== Records shown
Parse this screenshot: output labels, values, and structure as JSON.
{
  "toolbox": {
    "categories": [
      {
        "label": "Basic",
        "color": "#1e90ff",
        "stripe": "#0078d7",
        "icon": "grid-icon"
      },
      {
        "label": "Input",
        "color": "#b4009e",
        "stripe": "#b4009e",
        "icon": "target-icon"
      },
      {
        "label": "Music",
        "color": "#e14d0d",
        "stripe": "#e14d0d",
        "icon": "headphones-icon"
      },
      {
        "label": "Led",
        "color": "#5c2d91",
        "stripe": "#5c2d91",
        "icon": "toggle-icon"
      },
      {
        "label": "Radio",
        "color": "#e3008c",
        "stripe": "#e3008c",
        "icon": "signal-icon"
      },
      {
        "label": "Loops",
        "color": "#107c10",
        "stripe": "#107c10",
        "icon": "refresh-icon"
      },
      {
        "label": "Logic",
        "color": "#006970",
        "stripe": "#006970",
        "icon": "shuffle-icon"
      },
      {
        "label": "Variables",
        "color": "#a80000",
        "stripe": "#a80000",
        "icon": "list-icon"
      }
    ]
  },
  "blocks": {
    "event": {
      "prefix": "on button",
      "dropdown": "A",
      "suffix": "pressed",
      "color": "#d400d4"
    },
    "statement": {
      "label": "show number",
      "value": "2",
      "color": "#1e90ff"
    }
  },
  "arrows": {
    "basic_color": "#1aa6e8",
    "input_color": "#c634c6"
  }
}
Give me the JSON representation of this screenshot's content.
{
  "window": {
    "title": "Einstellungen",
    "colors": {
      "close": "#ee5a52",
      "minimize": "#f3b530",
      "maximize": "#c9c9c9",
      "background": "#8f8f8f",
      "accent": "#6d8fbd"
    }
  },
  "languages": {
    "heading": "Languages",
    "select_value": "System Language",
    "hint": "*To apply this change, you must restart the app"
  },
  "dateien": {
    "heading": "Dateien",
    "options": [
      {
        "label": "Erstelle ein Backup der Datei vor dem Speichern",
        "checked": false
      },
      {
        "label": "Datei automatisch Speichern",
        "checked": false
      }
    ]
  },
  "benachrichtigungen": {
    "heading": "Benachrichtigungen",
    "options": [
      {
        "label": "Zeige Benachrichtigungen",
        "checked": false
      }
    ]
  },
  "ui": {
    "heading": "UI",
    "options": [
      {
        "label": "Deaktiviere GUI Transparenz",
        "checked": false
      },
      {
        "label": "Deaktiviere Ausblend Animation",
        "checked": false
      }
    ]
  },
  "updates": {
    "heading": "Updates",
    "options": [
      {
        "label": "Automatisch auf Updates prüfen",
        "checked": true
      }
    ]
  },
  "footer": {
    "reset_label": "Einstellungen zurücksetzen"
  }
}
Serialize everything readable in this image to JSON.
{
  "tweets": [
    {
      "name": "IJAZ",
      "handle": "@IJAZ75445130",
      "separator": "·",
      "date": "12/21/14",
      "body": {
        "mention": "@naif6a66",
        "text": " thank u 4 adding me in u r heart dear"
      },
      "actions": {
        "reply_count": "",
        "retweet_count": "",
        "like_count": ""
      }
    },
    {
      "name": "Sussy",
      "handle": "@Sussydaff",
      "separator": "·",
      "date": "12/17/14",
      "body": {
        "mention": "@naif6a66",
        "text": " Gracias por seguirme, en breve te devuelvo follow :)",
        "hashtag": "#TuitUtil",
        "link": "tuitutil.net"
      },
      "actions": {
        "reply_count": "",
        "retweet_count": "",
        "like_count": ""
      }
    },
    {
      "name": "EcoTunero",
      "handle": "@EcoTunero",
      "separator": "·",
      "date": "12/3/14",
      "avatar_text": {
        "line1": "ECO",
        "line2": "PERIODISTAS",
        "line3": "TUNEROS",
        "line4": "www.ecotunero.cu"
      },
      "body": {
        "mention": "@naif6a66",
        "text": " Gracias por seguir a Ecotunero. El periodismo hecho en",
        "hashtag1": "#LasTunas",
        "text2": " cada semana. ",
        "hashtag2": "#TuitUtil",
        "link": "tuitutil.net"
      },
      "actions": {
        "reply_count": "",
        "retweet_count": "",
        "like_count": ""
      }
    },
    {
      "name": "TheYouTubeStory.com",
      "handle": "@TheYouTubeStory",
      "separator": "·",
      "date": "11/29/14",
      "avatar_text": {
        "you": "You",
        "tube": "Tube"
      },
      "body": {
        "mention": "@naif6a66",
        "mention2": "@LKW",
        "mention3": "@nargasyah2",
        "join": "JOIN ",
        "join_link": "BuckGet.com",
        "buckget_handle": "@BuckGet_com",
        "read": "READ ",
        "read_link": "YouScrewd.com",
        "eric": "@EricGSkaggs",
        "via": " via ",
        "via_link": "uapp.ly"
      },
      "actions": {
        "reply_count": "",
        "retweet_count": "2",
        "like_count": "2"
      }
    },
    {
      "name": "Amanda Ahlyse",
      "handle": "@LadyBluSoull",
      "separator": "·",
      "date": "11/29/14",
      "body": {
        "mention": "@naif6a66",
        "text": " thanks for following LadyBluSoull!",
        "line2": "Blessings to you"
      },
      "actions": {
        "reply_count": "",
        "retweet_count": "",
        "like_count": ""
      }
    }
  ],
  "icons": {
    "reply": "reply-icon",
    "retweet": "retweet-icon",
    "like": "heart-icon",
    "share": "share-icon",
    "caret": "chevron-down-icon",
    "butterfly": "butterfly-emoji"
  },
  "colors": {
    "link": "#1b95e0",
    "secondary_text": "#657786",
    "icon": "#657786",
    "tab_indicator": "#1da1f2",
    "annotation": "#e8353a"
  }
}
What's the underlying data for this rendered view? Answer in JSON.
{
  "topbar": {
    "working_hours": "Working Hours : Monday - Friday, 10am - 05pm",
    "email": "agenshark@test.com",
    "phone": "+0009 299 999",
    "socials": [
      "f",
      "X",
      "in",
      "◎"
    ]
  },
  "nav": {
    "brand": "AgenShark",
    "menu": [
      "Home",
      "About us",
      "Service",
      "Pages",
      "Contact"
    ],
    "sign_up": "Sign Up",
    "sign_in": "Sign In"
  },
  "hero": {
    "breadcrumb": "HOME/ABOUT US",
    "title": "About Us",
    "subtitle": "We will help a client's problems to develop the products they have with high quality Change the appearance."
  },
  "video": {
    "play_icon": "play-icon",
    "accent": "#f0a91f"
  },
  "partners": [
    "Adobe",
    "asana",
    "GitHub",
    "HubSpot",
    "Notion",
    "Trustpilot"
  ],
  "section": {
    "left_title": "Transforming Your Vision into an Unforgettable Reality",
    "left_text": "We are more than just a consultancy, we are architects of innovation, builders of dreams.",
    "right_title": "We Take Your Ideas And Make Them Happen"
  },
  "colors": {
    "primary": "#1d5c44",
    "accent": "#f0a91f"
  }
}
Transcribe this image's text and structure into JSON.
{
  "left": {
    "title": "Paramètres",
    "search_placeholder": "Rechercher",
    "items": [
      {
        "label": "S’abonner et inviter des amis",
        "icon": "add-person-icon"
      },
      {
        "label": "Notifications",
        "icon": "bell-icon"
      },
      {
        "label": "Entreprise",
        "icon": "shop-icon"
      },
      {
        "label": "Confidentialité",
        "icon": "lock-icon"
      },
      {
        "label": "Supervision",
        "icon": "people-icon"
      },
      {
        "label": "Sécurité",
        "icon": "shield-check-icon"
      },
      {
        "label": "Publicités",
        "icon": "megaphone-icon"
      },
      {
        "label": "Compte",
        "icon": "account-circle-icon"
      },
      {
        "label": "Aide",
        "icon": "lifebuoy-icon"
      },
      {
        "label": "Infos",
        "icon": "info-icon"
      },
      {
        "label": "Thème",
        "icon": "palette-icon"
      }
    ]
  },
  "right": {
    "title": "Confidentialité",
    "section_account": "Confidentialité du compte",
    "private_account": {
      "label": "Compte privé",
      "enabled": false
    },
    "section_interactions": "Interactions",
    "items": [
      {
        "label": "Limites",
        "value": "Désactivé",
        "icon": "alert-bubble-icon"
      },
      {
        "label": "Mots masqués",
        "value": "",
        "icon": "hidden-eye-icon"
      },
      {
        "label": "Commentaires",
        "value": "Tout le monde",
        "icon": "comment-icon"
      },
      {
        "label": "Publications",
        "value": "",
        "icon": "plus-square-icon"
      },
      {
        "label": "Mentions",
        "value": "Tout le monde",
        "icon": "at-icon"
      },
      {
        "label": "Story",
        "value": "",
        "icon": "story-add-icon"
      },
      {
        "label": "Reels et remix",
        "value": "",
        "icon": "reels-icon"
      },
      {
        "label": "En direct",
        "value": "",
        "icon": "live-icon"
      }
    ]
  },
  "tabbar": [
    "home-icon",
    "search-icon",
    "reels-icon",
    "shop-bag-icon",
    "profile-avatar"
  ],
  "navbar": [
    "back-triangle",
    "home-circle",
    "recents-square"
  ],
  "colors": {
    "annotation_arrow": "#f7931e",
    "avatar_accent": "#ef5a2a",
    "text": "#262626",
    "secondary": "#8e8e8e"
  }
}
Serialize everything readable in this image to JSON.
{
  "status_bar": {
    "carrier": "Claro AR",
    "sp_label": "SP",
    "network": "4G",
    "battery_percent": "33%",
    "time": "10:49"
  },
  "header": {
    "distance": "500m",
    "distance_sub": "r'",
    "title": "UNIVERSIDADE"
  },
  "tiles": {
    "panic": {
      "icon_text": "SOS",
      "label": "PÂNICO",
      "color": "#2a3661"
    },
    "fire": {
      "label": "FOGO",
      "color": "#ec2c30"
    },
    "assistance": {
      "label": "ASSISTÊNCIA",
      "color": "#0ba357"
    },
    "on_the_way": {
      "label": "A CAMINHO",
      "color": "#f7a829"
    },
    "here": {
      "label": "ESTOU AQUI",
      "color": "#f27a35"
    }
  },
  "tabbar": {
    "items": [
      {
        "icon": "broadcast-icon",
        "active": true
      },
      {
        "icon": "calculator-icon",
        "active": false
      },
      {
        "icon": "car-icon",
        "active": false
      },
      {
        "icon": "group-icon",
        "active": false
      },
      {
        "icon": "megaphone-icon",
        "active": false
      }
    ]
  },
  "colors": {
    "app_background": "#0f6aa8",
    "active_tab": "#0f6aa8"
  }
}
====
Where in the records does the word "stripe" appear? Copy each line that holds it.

        "stripe": "#0078d7",
        "stripe": "#b4009e",
        "stripe": "#e14d0d",
        "stripe": "#5c2d91",
        "stripe": "#e3008c",
        "stripe": "#107c10",
        "stripe": "#006970",
        "stripe": "#a80000",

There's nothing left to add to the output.